diSConnected: 'I am because you are.' Ubuntu, deep listening, and connection Upstate
This story is part of ‘diSConnected,’ an occasional series from South Carolina Public Radio that looks at how South Carolinians are coping with loneliness and connection after two years in the COVID pandemic.
Ubuntu. It’s a simple word of Bantu origin and of profound meaning: “I am because you are.”
The entire concept, an African spiritual concept, looks at how my experiences in life are part of yours; how yours are part of mine. Ubuntu means that we exist together and that we need each other.
For Melanie Gordon, who founded Do Love Walk Collective in Greenville, ubuntu circles – gatherings of eight to twelve, usually wildly disparate strangers – bring humanity together in the most fundamental way, which is to say by having them share their stories and, most importantly, by having them listen to others’ stories.
After her first such circle, Gordon says she felt something more profound than she’d anticipated.
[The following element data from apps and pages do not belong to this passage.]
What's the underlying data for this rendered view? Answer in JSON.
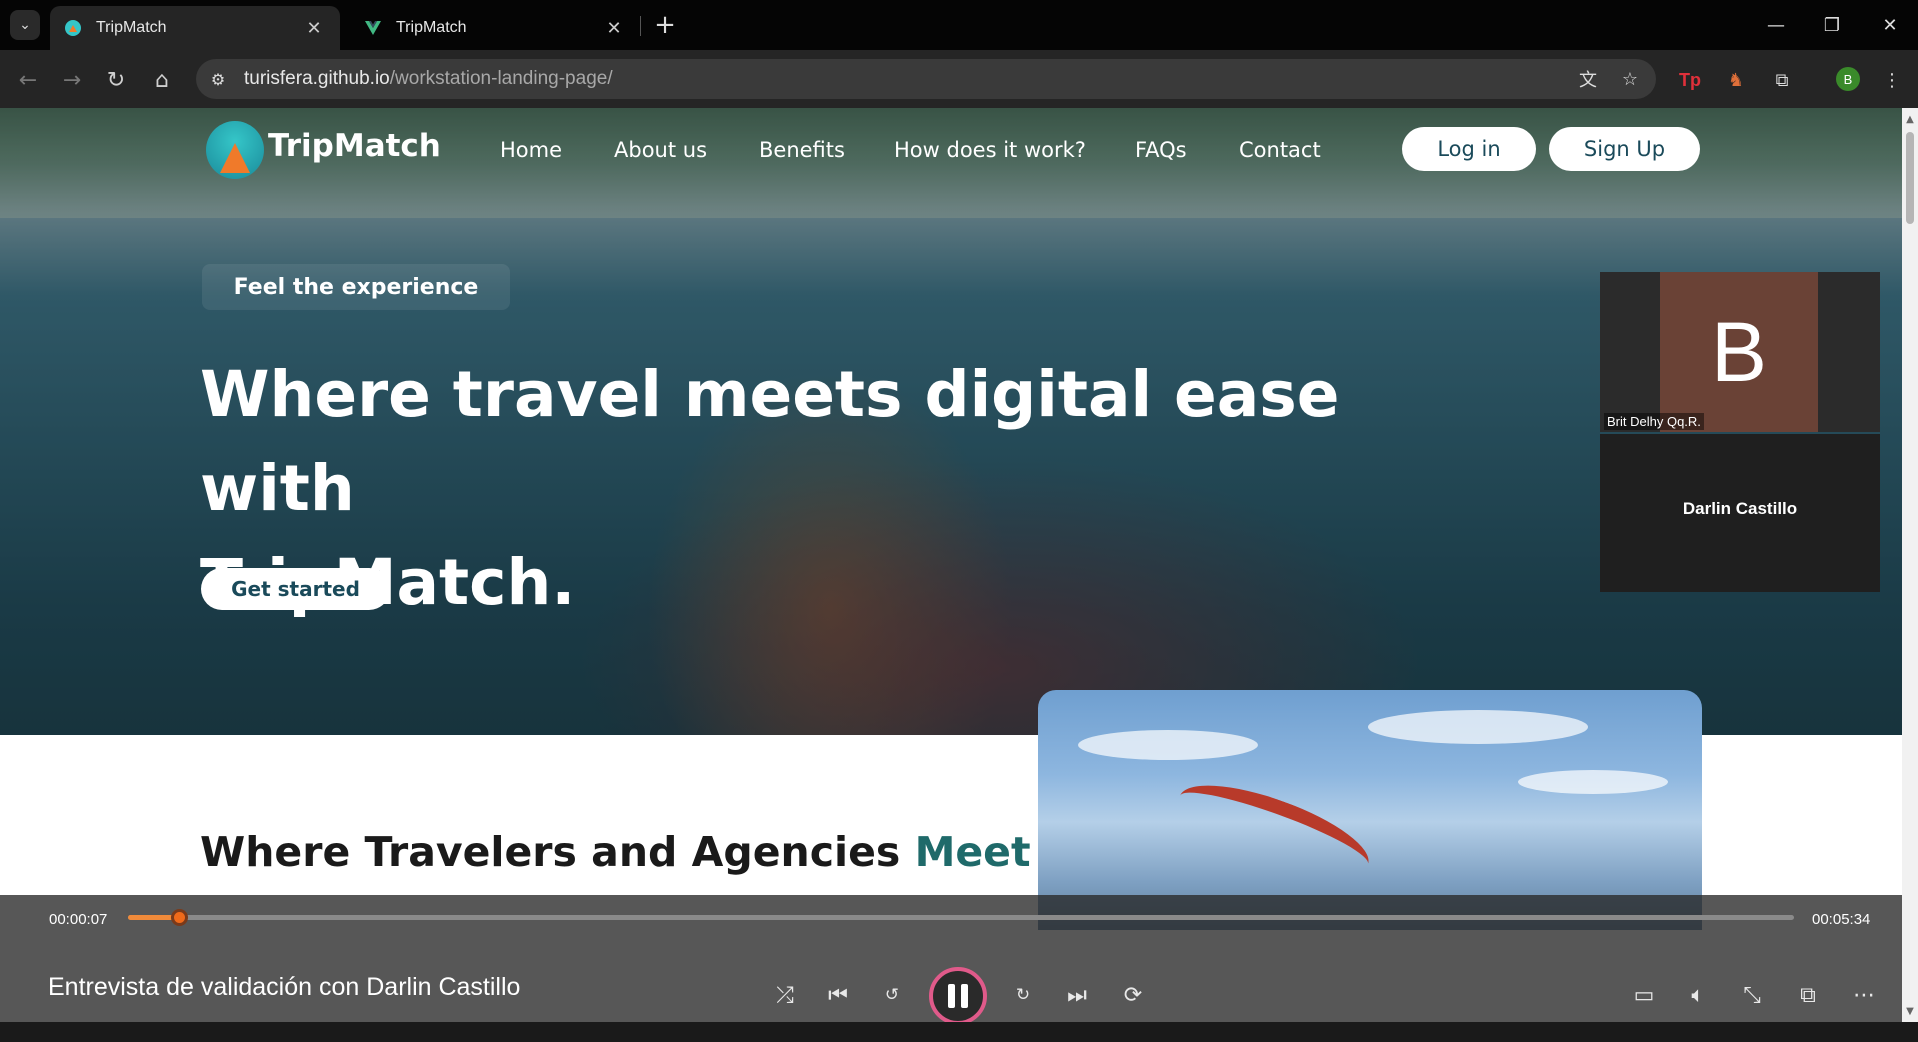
{
  "browser": {
    "tabs": [
      {
        "title": "TripMatch",
        "active": true
      },
      {
        "title": "TripMatch",
        "active": false
      }
    ],
    "url_host": "turisfera.github.io",
    "url_path": "/workstation-landing-page/",
    "profile_initial": "B",
    "colors": {
      "tabbar": "#050505",
      "toolbar": "#252525",
      "omnibox": "#3a3a3a"
    }
  },
  "site": {
    "brand": "TripMatch",
    "nav": [
      "Home",
      "About us",
      "Benefits",
      "How does it work?",
      "FAQs",
      "Contact"
    ],
    "login_label": "Log in",
    "signup_label": "Sign Up",
    "tagline": "Feel the experience",
    "headline_line1": "Where travel meets digital ease with",
    "headline_line2": "TripMatch.",
    "cta_label": "Get started",
    "section2_title": "Where Travelers and Agencies",
    "section2_accent": "Meet",
    "colors": {
      "brand_teal": "#1f6a6a",
      "logo_orange": "#f07a2a",
      "logo_teal": "#35c6c8"
    }
  },
  "call": {
    "participants": [
      {
        "name": "Brit Delhy Qq.R.",
        "avatar_initial": "B"
      },
      {
        "name": "Darlin Castillo"
      }
    ]
  },
  "player": {
    "title": "Entrevista de validación con Darlin Castillo",
    "current_time": "00:00:07",
    "total_time": "00:05:34",
    "progress_fraction": 0.021,
    "accent": "#f06a1a",
    "controls": [
      "shuffle-icon",
      "previous-icon",
      "rewind-10-icon",
      "pause-icon",
      "forward-30-icon",
      "next-icon",
      "repeat-icon",
      "captions-icon",
      "volume-icon",
      "minimize-icon",
      "miniplayer-icon",
      "more-icon"
    ]
  }
}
“It transformed me,” she says. “I was able to sit and hear the stories of people that previously, had I heard that story, I might have had a different take on it and a different response to it. But because of the process of ubuntu, I had compassion. And my compassion just grew. And that has happened in every group that I’ve led or been a part of.”
It's not therapy, by the way. It is listening. Without judgment.
Over at the university of South Carolina School of Medicine-Greenville, Joel Burt-Miller and Dr. Ann Blair Kennedy brought this concept (and Melanie Gordon) to the students, faculty, and staff. It was, says Burt-Miller, an effort to allay some of the deep disconnection healthcare students and professionals were carrying through the pandemic.
And in the spirit of ubuntu, I will now stop talking at you and invite you to listen. Click the link above to hear what ubuntu has done for the School of Medicine, and what it might help do for a discombobulated, disconnected world trying to find its feet after two years in a pandemic.
Correction: This story originally referred to ubuntu as an African Christian concept. It is an African spiritual concept.